*MATERIAL PROVIDED*
++++++++++

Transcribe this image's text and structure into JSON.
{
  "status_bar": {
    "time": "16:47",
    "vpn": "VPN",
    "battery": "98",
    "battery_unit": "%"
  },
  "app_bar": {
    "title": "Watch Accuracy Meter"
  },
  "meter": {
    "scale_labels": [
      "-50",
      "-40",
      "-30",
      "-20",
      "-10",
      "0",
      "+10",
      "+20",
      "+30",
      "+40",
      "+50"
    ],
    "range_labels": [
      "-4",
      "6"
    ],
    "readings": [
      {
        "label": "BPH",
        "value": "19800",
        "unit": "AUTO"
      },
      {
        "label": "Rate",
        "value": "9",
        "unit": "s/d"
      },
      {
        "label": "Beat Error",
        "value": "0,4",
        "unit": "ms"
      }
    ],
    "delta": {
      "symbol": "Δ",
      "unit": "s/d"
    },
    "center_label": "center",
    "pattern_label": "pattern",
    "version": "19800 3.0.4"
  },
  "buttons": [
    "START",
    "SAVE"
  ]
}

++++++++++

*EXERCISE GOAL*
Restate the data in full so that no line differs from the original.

*FINISHED EXERCISE*
Transcribe this image's text and structure into JSON.
{
  "status_bar": {
    "time": "16:47",
    "vpn": "VPN",
    "battery": "98",
    "battery_unit": "%"
  },
  "app_bar": {
    "title": "Watch Accuracy Meter"
  },
  "meter": {
    "scale_labels": [
      "-50",
      "-40",
      "-30",
      "-20",
      "-10",
      "0",
      "+10",
      "+20",
      "+30",
      "+40",
      "+50"
    ],
    "range_labels": [
      "-4",
      "6"
    ],
    "readings": [
      {
        "label": "BPH",
        "value": "19800",
        "unit": "AUTO"
      },
      {
        "label": "Rate",
        "value": "9",
        "unit": "s/d"
      },
      {
        "label": "Beat Error",
        "value": "0,4",
        "unit": "ms"
      }
    ],
    "delta": {
      "symbol": "Δ",
      "unit": "s/d"
    },
    "center_label": "center",
    "pattern_label": "pattern",
    "version": "19800 3.0.4"
  },
  "buttons": [
    "START",
    "SAVE"
  ]
}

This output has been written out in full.